TEF: Thermic Effect of Food – The amount of calories your body uses to digest food.
There is a bit of math involved, but I hope by breaking it down, your own caloric intake will make more sense.
1. Convert your weight in lbs to kgs – Xlbs / 2.2kgs = Ykgs
2. Calculate BMR (choose one, male or female)
a. Males: 1kcal/hr x Y(kgs) x 24hours/day = BMR
b. Females: 0.9kcal/hr x Y(kgs) x 24hours/day = BMR
3. Calculate Activity Level (choose one)
a. Sedentary = 0.3
b. Light = 0.5
c. Moderate = 0.7
d. Strenuous = 1
BMR x (Sed/Light/Mod/Stren) = Activity Calories
4. Calculate TEF – (BMR + Activity) x 0.05 = TEF
5. Calculate calories – BMR + Activity + TEF = Total Calories
Now for the macronutrients..
6. Calculate protein – choose between 0.8-1.6g/kg (A) for amount of protein
a. (A)g/kg x Zkg = Protein in grams (B)
b. (B)g x 4cal/g = Protein in calories
7. Calculate fat – choose between 20-35% (C) for amount of fat calories
a. (C) x Total Calories = Fat calories (D)
b. (D)cal / 9cal/g = Fat in grams
8. Calculate carbs – Calories – Protein Calories – Fat Calories = Carb Calories (E)
a. (E)cal / 4cal/g = Carbs in grams
Let’s do this whole thing with me as the example – the calculated numbers are bolded, so you can see how they are used throughout the calculations. For reference I weigh 110lb, I am a female, my activity level 0.7, I take in 1.6g/kg of protein, and 25% of my calories are from fat.
1) 110lbs / 2.2kg = 50kg
2) 0.9kcal/hr x 50kg x 24hours/day = 1080 calories/day (BMR)
3) 1080 x 0.7 = 756 calories (Activity)
4) (1080 + 756) x 0.05 = 91.8 calories (TEF)
5) 1080 + 756 + 91.8 = 1927.8 total calories (rounded up to 1930 cals)
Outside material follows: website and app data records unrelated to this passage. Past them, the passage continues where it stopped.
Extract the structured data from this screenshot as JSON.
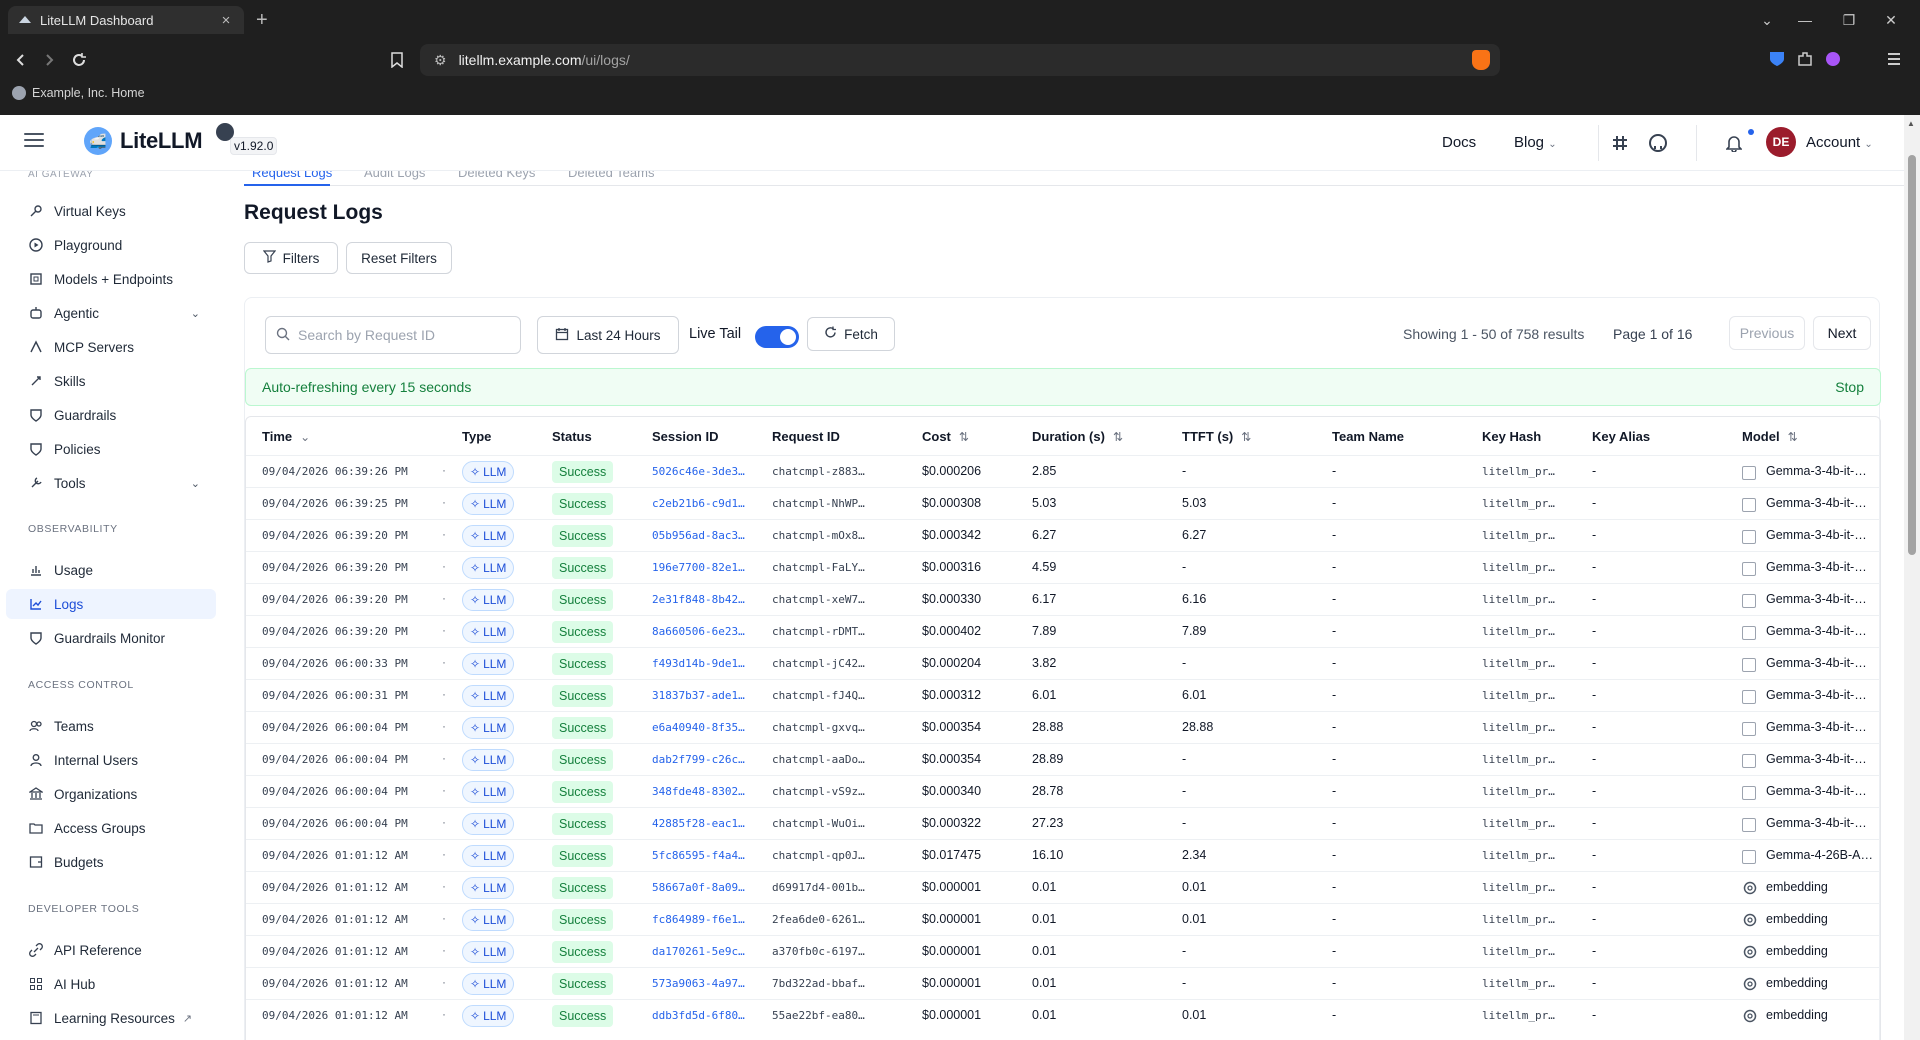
{
  "browser": {
    "tab_title": "LiteLLM Dashboard",
    "url_domain": "litellm.example.com",
    "url_path": "/ui/logs/",
    "bookmark": "Example, Inc. Home"
  },
  "header": {
    "logo_text": "LiteLLM",
    "version": "v1.92.0",
    "docs": "Docs",
    "blog": "Blog",
    "avatar_initials": "DE",
    "account": "Account"
  },
  "sidebar": {
    "cut_section": "AI GATEWAY",
    "items": [
      {
        "label": "Virtual Keys",
        "icon": "key-icon"
      },
      {
        "label": "Playground",
        "icon": "play-icon"
      },
      {
        "label": "Models + Endpoints",
        "icon": "cube-icon"
      },
      {
        "label": "Agentic",
        "icon": "robot-icon"
      },
      {
        "label": "MCP Servers",
        "icon": "server-icon"
      },
      {
        "label": "Skills",
        "icon": "rocket-icon"
      },
      {
        "label": "Guardrails",
        "icon": "shield-icon"
      },
      {
        "label": "Policies",
        "icon": "shield-icon"
      },
      {
        "label": "Tools",
        "icon": "wrench-icon"
      }
    ],
    "section_observability": "OBSERVABILITY",
    "obs_items": [
      {
        "label": "Usage",
        "icon": "chart-icon"
      },
      {
        "label": "Logs",
        "icon": "line-chart-icon"
      },
      {
        "label": "Guardrails Monitor",
        "icon": "shield-icon"
      }
    ],
    "section_access": "ACCESS CONTROL",
    "access_items": [
      {
        "label": "Teams",
        "icon": "team-icon"
      },
      {
        "label": "Internal Users",
        "icon": "user-icon"
      },
      {
        "label": "Organizations",
        "icon": "bank-icon"
      },
      {
        "label": "Access Groups",
        "icon": "folder-icon"
      },
      {
        "label": "Budgets",
        "icon": "wallet-icon"
      }
    ],
    "section_dev": "DEVELOPER TOOLS",
    "dev_items": [
      {
        "label": "API Reference",
        "icon": "link-icon"
      },
      {
        "label": "AI Hub",
        "icon": "grid-icon"
      },
      {
        "label": "Learning Resources",
        "icon": "book-icon"
      }
    ]
  },
  "main": {
    "subtabs": [
      "Request Logs",
      "Audit Logs",
      "Deleted Keys",
      "Deleted Teams"
    ],
    "title": "Request Logs",
    "filters_btn": "Filters",
    "reset_btn": "Reset Filters",
    "search_placeholder": "Search by Request ID",
    "time_range": "Last 24 Hours",
    "live_tail": "Live Tail",
    "fetch": "Fetch",
    "showing": "Showing 1 - 50 of 758 results",
    "page": "Page 1 of 16",
    "previous": "Previous",
    "next": "Next",
    "banner": "Auto-refreshing every 15 seconds",
    "stop": "Stop"
  },
  "table": {
    "columns": [
      "Time",
      "Type",
      "Status",
      "Session ID",
      "Request ID",
      "Cost",
      "Duration (s)",
      "TTFT (s)",
      "Team Name",
      "Key Hash",
      "Key Alias",
      "Model"
    ],
    "rows": [
      {
        "time": "09/04/2026 06:39:26 PM",
        "type": "LLM",
        "status": "Success",
        "session": "5026c46e-3de3…",
        "request": "chatcmpl-z883…",
        "cost": "$0.000206",
        "duration": "2.85",
        "ttft": "-",
        "team": "-",
        "keyhash": "litellm_pr…",
        "alias": "-",
        "model": "Gemma-3-4b-it-…",
        "model_icon": "checkbox"
      },
      {
        "time": "09/04/2026 06:39:25 PM",
        "type": "LLM",
        "status": "Success",
        "session": "c2eb21b6-c9d1…",
        "request": "chatcmpl-NhWP…",
        "cost": "$0.000308",
        "duration": "5.03",
        "ttft": "5.03",
        "team": "-",
        "keyhash": "litellm_pr…",
        "alias": "-",
        "model": "Gemma-3-4b-it-…",
        "model_icon": "checkbox"
      },
      {
        "time": "09/04/2026 06:39:20 PM",
        "type": "LLM",
        "status": "Success",
        "session": "05b956ad-8ac3…",
        "request": "chatcmpl-mOx8…",
        "cost": "$0.000342",
        "duration": "6.27",
        "ttft": "6.27",
        "team": "-",
        "keyhash": "litellm_pr…",
        "alias": "-",
        "model": "Gemma-3-4b-it-…",
        "model_icon": "checkbox"
      },
      {
        "time": "09/04/2026 06:39:20 PM",
        "type": "LLM",
        "status": "Success",
        "session": "196e7700-82e1…",
        "request": "chatcmpl-FaLY…",
        "cost": "$0.000316",
        "duration": "4.59",
        "ttft": "-",
        "team": "-",
        "keyhash": "litellm_pr…",
        "alias": "-",
        "model": "Gemma-3-4b-it-…",
        "model_icon": "checkbox"
      },
      {
        "time": "09/04/2026 06:39:20 PM",
        "type": "LLM",
        "status": "Success",
        "session": "2e31f848-8b42…",
        "request": "chatcmpl-xeW7…",
        "cost": "$0.000330",
        "duration": "6.17",
        "ttft": "6.16",
        "team": "-",
        "keyhash": "litellm_pr…",
        "alias": "-",
        "model": "Gemma-3-4b-it-…",
        "model_icon": "checkbox"
      },
      {
        "time": "09/04/2026 06:39:20 PM",
        "type": "LLM",
        "status": "Success",
        "session": "8a660506-6e23…",
        "request": "chatcmpl-rDMT…",
        "cost": "$0.000402",
        "duration": "7.89",
        "ttft": "7.89",
        "team": "-",
        "keyhash": "litellm_pr…",
        "alias": "-",
        "model": "Gemma-3-4b-it-…",
        "model_icon": "checkbox"
      },
      {
        "time": "09/04/2026 06:00:33 PM",
        "type": "LLM",
        "status": "Success",
        "session": "f493d14b-9de1…",
        "request": "chatcmpl-jC42…",
        "cost": "$0.000204",
        "duration": "3.82",
        "ttft": "-",
        "team": "-",
        "keyhash": "litellm_pr…",
        "alias": "-",
        "model": "Gemma-3-4b-it-…",
        "model_icon": "checkbox"
      },
      {
        "time": "09/04/2026 06:00:31 PM",
        "type": "LLM",
        "status": "Success",
        "session": "31837b37-ade1…",
        "request": "chatcmpl-fJ4Q…",
        "cost": "$0.000312",
        "duration": "6.01",
        "ttft": "6.01",
        "team": "-",
        "keyhash": "litellm_pr…",
        "alias": "-",
        "model": "Gemma-3-4b-it-…",
        "model_icon": "checkbox"
      },
      {
        "time": "09/04/2026 06:00:04 PM",
        "type": "LLM",
        "status": "Success",
        "session": "e6a40940-8f35…",
        "request": "chatcmpl-gxvq…",
        "cost": "$0.000354",
        "duration": "28.88",
        "ttft": "28.88",
        "team": "-",
        "keyhash": "litellm_pr…",
        "alias": "-",
        "model": "Gemma-3-4b-it-…",
        "model_icon": "checkbox"
      },
      {
        "time": "09/04/2026 06:00:04 PM",
        "type": "LLM",
        "status": "Success",
        "session": "dab2f799-c26c…",
        "request": "chatcmpl-aaDo…",
        "cost": "$0.000354",
        "duration": "28.89",
        "ttft": "-",
        "team": "-",
        "keyhash": "litellm_pr…",
        "alias": "-",
        "model": "Gemma-3-4b-it-…",
        "model_icon": "checkbox"
      },
      {
        "time": "09/04/2026 06:00:04 PM",
        "type": "LLM",
        "status": "Success",
        "session": "348fde48-8302…",
        "request": "chatcmpl-vS9z…",
        "cost": "$0.000340",
        "duration": "28.78",
        "ttft": "-",
        "team": "-",
        "keyhash": "litellm_pr…",
        "alias": "-",
        "model": "Gemma-3-4b-it-…",
        "model_icon": "checkbox"
      },
      {
        "time": "09/04/2026 06:00:04 PM",
        "type": "LLM",
        "status": "Success",
        "session": "42885f28-eac1…",
        "request": "chatcmpl-WuOi…",
        "cost": "$0.000322",
        "duration": "27.23",
        "ttft": "-",
        "team": "-",
        "keyhash": "litellm_pr…",
        "alias": "-",
        "model": "Gemma-3-4b-it-…",
        "model_icon": "checkbox"
      },
      {
        "time": "09/04/2026 01:01:12 AM",
        "type": "LLM",
        "status": "Success",
        "session": "5fc86595-f4a4…",
        "request": "chatcmpl-qp0J…",
        "cost": "$0.017475",
        "duration": "16.10",
        "ttft": "2.34",
        "team": "-",
        "keyhash": "litellm_pr…",
        "alias": "-",
        "model": "Gemma-4-26B-A…",
        "model_icon": "checkbox"
      },
      {
        "time": "09/04/2026 01:01:12 AM",
        "type": "LLM",
        "status": "Success",
        "session": "58667a0f-8a09…",
        "request": "d69917d4-001b…",
        "cost": "$0.000001",
        "duration": "0.01",
        "ttft": "0.01",
        "team": "-",
        "keyhash": "litellm_pr…",
        "alias": "-",
        "model": "embedding",
        "model_icon": "openai"
      },
      {
        "time": "09/04/2026 01:01:12 AM",
        "type": "LLM",
        "status": "Success",
        "session": "fc864989-f6e1…",
        "request": "2fea6de0-6261…",
        "cost": "$0.000001",
        "duration": "0.01",
        "ttft": "0.01",
        "team": "-",
        "keyhash": "litellm_pr…",
        "alias": "-",
        "model": "embedding",
        "model_icon": "openai"
      },
      {
        "time": "09/04/2026 01:01:12 AM",
        "type": "LLM",
        "status": "Success",
        "session": "da170261-5e9c…",
        "request": "a370fb0c-6197…",
        "cost": "$0.000001",
        "duration": "0.01",
        "ttft": "-",
        "team": "-",
        "keyhash": "litellm_pr…",
        "alias": "-",
        "model": "embedding",
        "model_icon": "openai"
      },
      {
        "time": "09/04/2026 01:01:12 AM",
        "type": "LLM",
        "status": "Success",
        "session": "573a9063-4a97…",
        "request": "7bd322ad-bbaf…",
        "cost": "$0.000001",
        "duration": "0.01",
        "ttft": "-",
        "team": "-",
        "keyhash": "litellm_pr…",
        "alias": "-",
        "model": "embedding",
        "model_icon": "openai"
      },
      {
        "time": "09/04/2026 01:01:12 AM",
        "type": "LLM",
        "status": "Success",
        "session": "ddb3fd5d-6f80…",
        "request": "55ae22bf-ea80…",
        "cost": "$0.000001",
        "duration": "0.01",
        "ttft": "0.01",
        "team": "-",
        "keyhash": "litellm_pr…",
        "alias": "-",
        "model": "embedding",
        "model_icon": "openai"
      }
    ]
  },
  "colors": {
    "accent": "#2563eb",
    "success_bg": "#dcfce7",
    "success_text": "#15803d",
    "avatar": "#9b1c2c"
  }
}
6) 1.6g/kg x 50kg = 80g protein
a. 80g x 4cal/g = 320 protein calories
7) 0.25 x 1930 = 482.5 fat calories
a. 482.5cals / 9cal/g = 53.6g fat
8) 1930 – 320 – 482.5 = 1207 carb calories
a. 1207cals / 4cal/g = 281.8g carbs
Now I have my total calories (1930 cals/day), the amount of calories per macro (fat 482.5 cals, carbs 1207 cals, and protein 320 cals), and the grams of each macro to take in each day (53.6g fat, 281.8g carbs, and 80g protein).
The food I fill my macros with is up to me – but it’s as important to hit micronutrients as it is macros. It took me a while to figure out that these numbers worked for me – I had to tweak them a lot and reduce and increase protein fats and carbs many times until I found what worked for me. Calculating your own macros is a good starting base, but it’s not magic – you have to tweak to suit your needs.
1) I am not a nutritionist nor do I hold a bachelor’s degree in nutrition, I am just speaking from my own experience paired with what I learned from taking nutrition in college.
2) IIFYM might not work for everyone – it is one of the many dietary options people choose upon embarking on a fitness journey.
3) The calculations provided serve as one example of many ways to calculate calories. It is by no means the most effective way, just one of many.